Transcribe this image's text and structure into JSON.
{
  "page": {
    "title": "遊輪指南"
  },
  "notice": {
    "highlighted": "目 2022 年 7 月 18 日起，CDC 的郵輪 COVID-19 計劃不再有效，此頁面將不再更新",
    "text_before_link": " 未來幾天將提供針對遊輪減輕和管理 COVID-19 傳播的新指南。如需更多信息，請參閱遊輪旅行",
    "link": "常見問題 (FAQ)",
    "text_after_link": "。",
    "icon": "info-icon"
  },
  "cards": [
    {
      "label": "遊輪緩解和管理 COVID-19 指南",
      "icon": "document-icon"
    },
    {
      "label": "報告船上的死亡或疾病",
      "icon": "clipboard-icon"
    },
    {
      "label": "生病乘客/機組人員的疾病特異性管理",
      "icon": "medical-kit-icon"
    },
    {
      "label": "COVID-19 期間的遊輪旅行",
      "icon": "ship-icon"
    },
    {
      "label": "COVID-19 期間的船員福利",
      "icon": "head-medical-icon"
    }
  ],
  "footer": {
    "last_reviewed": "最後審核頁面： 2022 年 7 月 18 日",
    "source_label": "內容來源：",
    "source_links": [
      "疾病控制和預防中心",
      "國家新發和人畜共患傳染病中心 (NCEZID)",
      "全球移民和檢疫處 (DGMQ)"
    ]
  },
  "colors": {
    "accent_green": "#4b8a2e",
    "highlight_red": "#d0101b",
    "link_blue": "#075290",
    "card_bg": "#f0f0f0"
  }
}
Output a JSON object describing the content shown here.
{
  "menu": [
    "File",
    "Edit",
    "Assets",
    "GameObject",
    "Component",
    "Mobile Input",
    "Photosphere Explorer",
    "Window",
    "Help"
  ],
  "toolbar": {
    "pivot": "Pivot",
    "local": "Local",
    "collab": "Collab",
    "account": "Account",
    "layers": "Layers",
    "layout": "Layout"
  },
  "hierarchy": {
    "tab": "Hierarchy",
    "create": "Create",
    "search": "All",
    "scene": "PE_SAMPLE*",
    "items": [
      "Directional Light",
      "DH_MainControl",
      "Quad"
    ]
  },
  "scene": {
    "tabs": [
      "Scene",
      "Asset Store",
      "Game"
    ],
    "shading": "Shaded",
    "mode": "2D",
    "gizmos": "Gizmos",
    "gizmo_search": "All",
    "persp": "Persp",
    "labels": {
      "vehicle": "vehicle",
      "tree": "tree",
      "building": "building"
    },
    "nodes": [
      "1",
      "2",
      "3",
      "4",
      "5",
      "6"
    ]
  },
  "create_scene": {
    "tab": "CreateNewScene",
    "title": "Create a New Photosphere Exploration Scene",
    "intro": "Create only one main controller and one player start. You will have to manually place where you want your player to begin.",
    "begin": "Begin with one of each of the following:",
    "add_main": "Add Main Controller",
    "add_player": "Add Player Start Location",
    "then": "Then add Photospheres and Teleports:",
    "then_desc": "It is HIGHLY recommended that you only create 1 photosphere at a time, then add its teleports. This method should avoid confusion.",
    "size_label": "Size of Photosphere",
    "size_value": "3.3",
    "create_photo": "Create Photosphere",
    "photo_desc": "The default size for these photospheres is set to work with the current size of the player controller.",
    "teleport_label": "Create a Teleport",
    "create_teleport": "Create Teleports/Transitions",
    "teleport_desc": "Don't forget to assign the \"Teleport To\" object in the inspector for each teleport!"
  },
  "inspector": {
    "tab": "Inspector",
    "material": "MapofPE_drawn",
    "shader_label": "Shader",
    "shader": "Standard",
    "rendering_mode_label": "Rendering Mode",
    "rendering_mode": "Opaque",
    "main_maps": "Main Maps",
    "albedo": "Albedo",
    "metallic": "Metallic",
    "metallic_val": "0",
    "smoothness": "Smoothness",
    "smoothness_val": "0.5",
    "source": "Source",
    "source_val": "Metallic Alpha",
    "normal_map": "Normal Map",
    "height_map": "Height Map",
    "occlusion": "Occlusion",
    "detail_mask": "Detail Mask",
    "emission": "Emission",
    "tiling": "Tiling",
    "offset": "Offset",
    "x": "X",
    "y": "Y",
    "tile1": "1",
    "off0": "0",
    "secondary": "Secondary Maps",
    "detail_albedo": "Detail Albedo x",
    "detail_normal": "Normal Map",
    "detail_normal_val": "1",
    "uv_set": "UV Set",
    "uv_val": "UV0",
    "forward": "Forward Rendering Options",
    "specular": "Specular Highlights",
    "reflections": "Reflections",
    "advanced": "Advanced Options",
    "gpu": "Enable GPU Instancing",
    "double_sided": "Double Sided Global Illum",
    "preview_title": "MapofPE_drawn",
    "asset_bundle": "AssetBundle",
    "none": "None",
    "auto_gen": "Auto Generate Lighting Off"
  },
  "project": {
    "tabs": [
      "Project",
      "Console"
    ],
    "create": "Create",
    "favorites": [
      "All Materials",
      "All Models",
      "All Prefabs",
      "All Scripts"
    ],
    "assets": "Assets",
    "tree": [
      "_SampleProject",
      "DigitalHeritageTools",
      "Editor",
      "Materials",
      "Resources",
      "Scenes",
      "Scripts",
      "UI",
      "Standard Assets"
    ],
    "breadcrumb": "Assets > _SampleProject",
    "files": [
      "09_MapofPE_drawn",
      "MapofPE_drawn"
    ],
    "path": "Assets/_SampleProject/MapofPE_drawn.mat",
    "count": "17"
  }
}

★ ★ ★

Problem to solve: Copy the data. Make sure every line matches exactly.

Answer box:
Transcribe this image's text and structure into JSON.
{
  "page": {
    "title": "遊輪指南"
  },
  "notice": {
    "highlighted": "目 2022 年 7 月 18 日起，CDC 的郵輪 COVID-19 計劃不再有效，此頁面將不再更新",
    "text_before_link": " 未來幾天將提供針對遊輪減輕和管理 COVID-19 傳播的新指南。如需更多信息，請參閱遊輪旅行",
    "link": "常見問題 (FAQ)",
    "text_after_link": "。",
    "icon": "info-icon"
  },
  "cards": [
    {
      "label": "遊輪緩解和管理 COVID-19 指南",
      "icon": "document-icon"
    },
    {
      "label": "報告船上的死亡或疾病",
      "icon": "clipboard-icon"
    },
    {
      "label": "生病乘客/機組人員的疾病特異性管理",
      "icon": "medical-kit-icon"
    },
    {
      "label": "COVID-19 期間的遊輪旅行",
      "icon": "ship-icon"
    },
    {
      "label": "COVID-19 期間的船員福利",
      "icon": "head-medical-icon"
    }
  ],
  "footer": {
    "last_reviewed": "最後審核頁面： 2022 年 7 月 18 日",
    "source_label": "內容來源：",
    "source_links": [
      "疾病控制和預防中心",
      "國家新發和人畜共患傳染病中心 (NCEZID)",
      "全球移民和檢疫處 (DGMQ)"
    ]
  },
  "colors": {
    "accent_green": "#4b8a2e",
    "highlight_red": "#d0101b",
    "link_blue": "#075290",
    "card_bg": "#f0f0f0"
  }
}
Output a JSON object describing the content shown here.
{
  "menu": [
    "File",
    "Edit",
    "Assets",
    "GameObject",
    "Component",
    "Mobile Input",
    "Photosphere Explorer",
    "Window",
    "Help"
  ],
  "toolbar": {
    "pivot": "Pivot",
    "local": "Local",
    "collab": "Collab",
    "account": "Account",
    "layers": "Layers",
    "layout": "Layout"
  },
  "hierarchy": {
    "tab": "Hierarchy",
    "create": "Create",
    "search": "All",
    "scene": "PE_SAMPLE*",
    "items": [
      "Directional Light",
      "DH_MainControl",
      "Quad"
    ]
  },
  "scene": {
    "tabs": [
      "Scene",
      "Asset Store",
      "Game"
    ],
    "shading": "Shaded",
    "mode": "2D",
    "gizmos": "Gizmos",
    "gizmo_search": "All",
    "persp": "Persp",
    "labels": {
      "vehicle": "vehicle",
      "tree": "tree",
      "building": "building"
    },
    "nodes": [
      "1",
      "2",
      "3",
      "4",
      "5",
      "6"
    ]
  },
  "create_scene": {
    "tab": "CreateNewScene",
    "title": "Create a New Photosphere Exploration Scene",
    "intro": "Create only one main controller and one player start. You will have to manually place where you want your player to begin.",
    "begin": "Begin with one of each of the following:",
    "add_main": "Add Main Controller",
    "add_player": "Add Player Start Location",
    "then": "Then add Photospheres and Teleports:",
    "then_desc": "It is HIGHLY recommended that you only create 1 photosphere at a time, then add its teleports. This method should avoid confusion.",
    "size_label": "Size of Photosphere",
    "size_value": "3.3",
    "create_photo": "Create Photosphere",
    "photo_desc": "The default size for these photospheres is set to work with the current size of the player controller.",
    "teleport_label": "Create a Teleport",
    "create_teleport": "Create Teleports/Transitions",
    "teleport_desc": "Don't forget to assign the \"Teleport To\" object in the inspector for each teleport!"
  },
  "inspector": {
    "tab": "Inspector",
    "material": "MapofPE_drawn",
    "shader_label": "Shader",
    "shader": "Standard",
    "rendering_mode_label": "Rendering Mode",
    "rendering_mode": "Opaque",
    "main_maps": "Main Maps",
    "albedo": "Albedo",
    "metallic": "Metallic",
    "metallic_val": "0",
    "smoothness": "Smoothness",
    "smoothness_val": "0.5",
    "source": "Source",
    "source_val": "Metallic Alpha",
    "normal_map": "Normal Map",
    "height_map": "Height Map",
    "occlusion": "Occlusion",
    "detail_mask": "Detail Mask",
    "emission": "Emission",
    "tiling": "Tiling",
    "offset": "Offset",
    "x": "X",
    "y": "Y",
    "tile1": "1",
    "off0": "0",
    "secondary": "Secondary Maps",
    "detail_albedo": "Detail Albedo x",
    "detail_normal": "Normal Map",
    "detail_normal_val": "1",
    "uv_set": "UV Set",
    "uv_val": "UV0",
    "forward": "Forward Rendering Options",
    "specular": "Specular Highlights",
    "reflections": "Reflections",
    "advanced": "Advanced Options",
    "gpu": "Enable GPU Instancing",
    "double_sided": "Double Sided Global Illum",
    "preview_title": "MapofPE_drawn",
    "asset_bundle": "AssetBundle",
    "none": "None",
    "auto_gen": "Auto Generate Lighting Off"
  },
  "project": {
    "tabs": [
      "Project",
      "Console"
    ],
    "create": "Create",
    "favorites": [
      "All Materials",
      "All Models",
      "All Prefabs",
      "All Scripts"
    ],
    "assets": "Assets",
    "tree": [
      "_SampleProject",
      "DigitalHeritageTools",
      "Editor",
      "Materials",
      "Resources",
      "Scenes",
      "Scripts",
      "UI",
      "Standard Assets"
    ],
    "breadcrumb": "Assets > _SampleProject",
    "files": [
      "09_MapofPE_drawn",
      "MapofPE_drawn"
    ],
    "path": "Assets/_SampleProject/MapofPE_drawn.mat",
    "count": "17"
  }
}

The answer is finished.